Nasser AlSalem’s Amma Qabel is a sculpture with both interior and exterior landscapes, which embraces the idea of time as a continuum that connects all cultures and civilizations; Gisela Colon’s monolith The Future is Now is at once high-tech and futuristic but also reminiscent of the mystery of ancient cultural artifacts such as totems — it speaks to a moment in history marked by the coming together of old and new.
Sherin Guirguis’s Kholkhal Aliaa looks at the role of cultural memory in shaping ideas of the present. Wedged within a rock crevice, a sculpture of a Bedouin anklet is a symbol of female power and agency as well as a metaphor for journeys, referencing the old city of AlUla; Wael Shawky’s installation, Dictums: Manqia II, recalls the once thriving historic town as a place of architectural memory through video projected onto the rockface. One Two Three Swing! by Superflex is a call to collective action, connecting people through shared endeavor.
Desert X AlUla co-curator Raneem Farsi said, “Artists are at the center of this exhibition conceived to foster artistic exchange and dialogue across continents. The diversity of backgrounds, concepts, and themes found in this exhibition affirms the power of art in creating cultural exchange beyond geographic boundaries.
“Alongside international and regional artists, Desert X AlUla gives voice to Saudi Arabia’s dynamic artistic community, cultivating new audiences for contemporary art in the country. Many of the works on view are informed by the multiple layers of history shaping the region and through exhibitions like this, we are working towards a more inclusive future through art.”
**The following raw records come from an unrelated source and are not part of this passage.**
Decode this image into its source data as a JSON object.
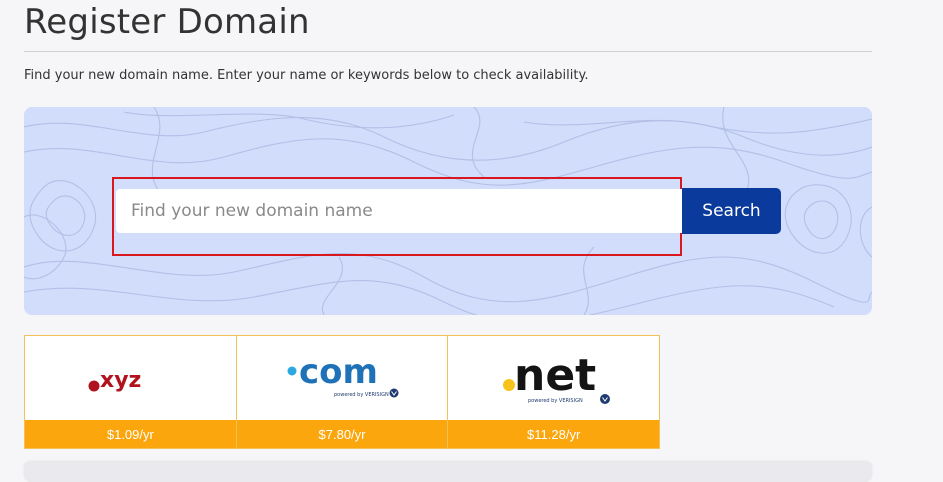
{
  "header": {
    "title": "Register Domain",
    "intro": "Find your new domain name. Enter your name or keywords below to check availability."
  },
  "search": {
    "placeholder": "Find your new domain name",
    "value": "",
    "button_label": "Search"
  },
  "tlds": [
    {
      "name": "xyz",
      "logo_text": "xyz",
      "price": "$1.09/yr"
    },
    {
      "name": "com",
      "logo_text": "com",
      "powered_by": "powered by VERISIGN",
      "price": "$7.80/yr"
    },
    {
      "name": "net",
      "logo_text": "net",
      "powered_by": "powered by VERISIGN",
      "price": "$11.28/yr"
    }
  ],
  "colors": {
    "panel_bg": "#d2dcfb",
    "search_button": "#0a3a9b",
    "price_bar": "#fca60d",
    "highlight": "#d9171e"
  }
}
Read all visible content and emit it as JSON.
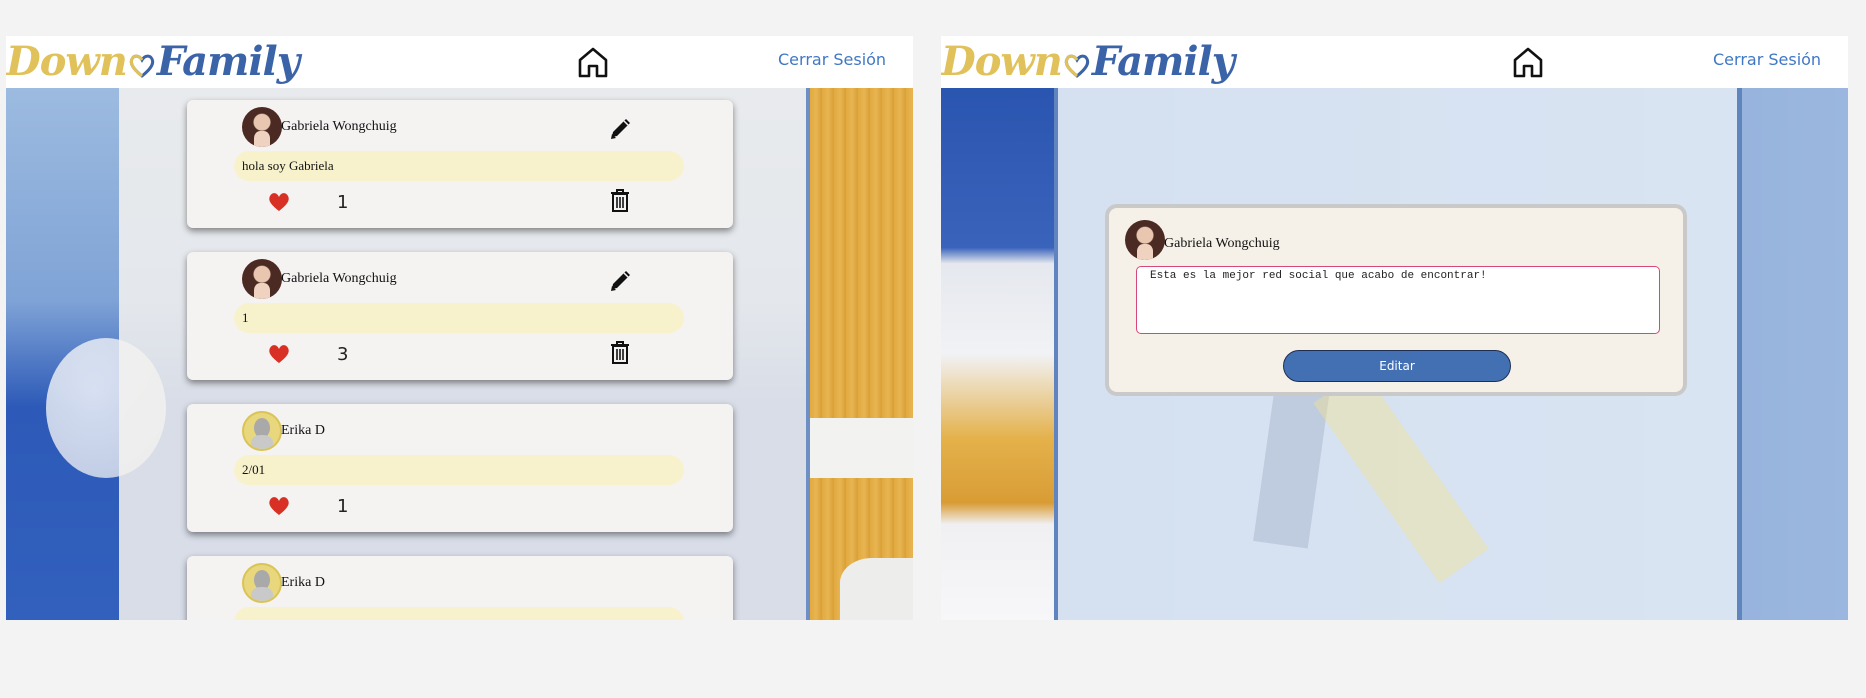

Neville Wakefield, Desert X artistic director and co-curator of Desert X AlUla, stated, “Site-specific exhibitions such as Desert X take their cues from land art of the late ‘60’s and early ‘70’s, when artists consciously gravitated towards the remote as a means of breaking down the walls — physical, experiential and economic — of the institutions to which they felt bound.
“Since then, globalization has left us with a radically altered perception of the world. The universe may have contracted but cultural walls remain. Our hope is that in helping bring a site-specific contemporary art exhibition to the desert of AlUla, there will be new conversations, new cultural dialogue between individuals and communities.
“The exhibition will engage with the citizens of the country — half of whom are under 30 years of age. Fostering engagement at this critical time provides a way to connect artists and individuals who have remained isolated for far too long.”
Nora AlDabal, RCU’s arts and culture engagement manager, noted, “The remarkable heritage and enduring traces of culture that have traversed AlUla for millennia are a reminder this ancient crossroads cradled reflection, creativity and ingenuity.
“Desert X AlUla is a continuum of AlUla’s legacy as an oasis for art. By putting the transformative power of art center stage, we can foster new perspectives and opportunities for transformative conversations that build understanding between people.
“The exhibition captures the spirit of the Cultural Manifesto of AlUla, as we continue to preserve, enhance and interpret a constellation of natural and historic wonders.
“We believe culture is indispensable to our quality of life, and we are proudly spearheading an environment which supports creativity, unleashing new and inspiring forms of expression that will interact with the world.”
Susan L. Davis, Desert X founder and president, said, “Desert X AlUla will shine a light on contemporary art being made in Saudi Arabia and the neighboring region, bringing the work of international artists to new audiences. We believe that art has no boundaries and fosters mutual understanding. Our goal is for Desert X AlUla to activate international dialogue through the voices of artists, and the RCU is advancing this shared vision.” — SG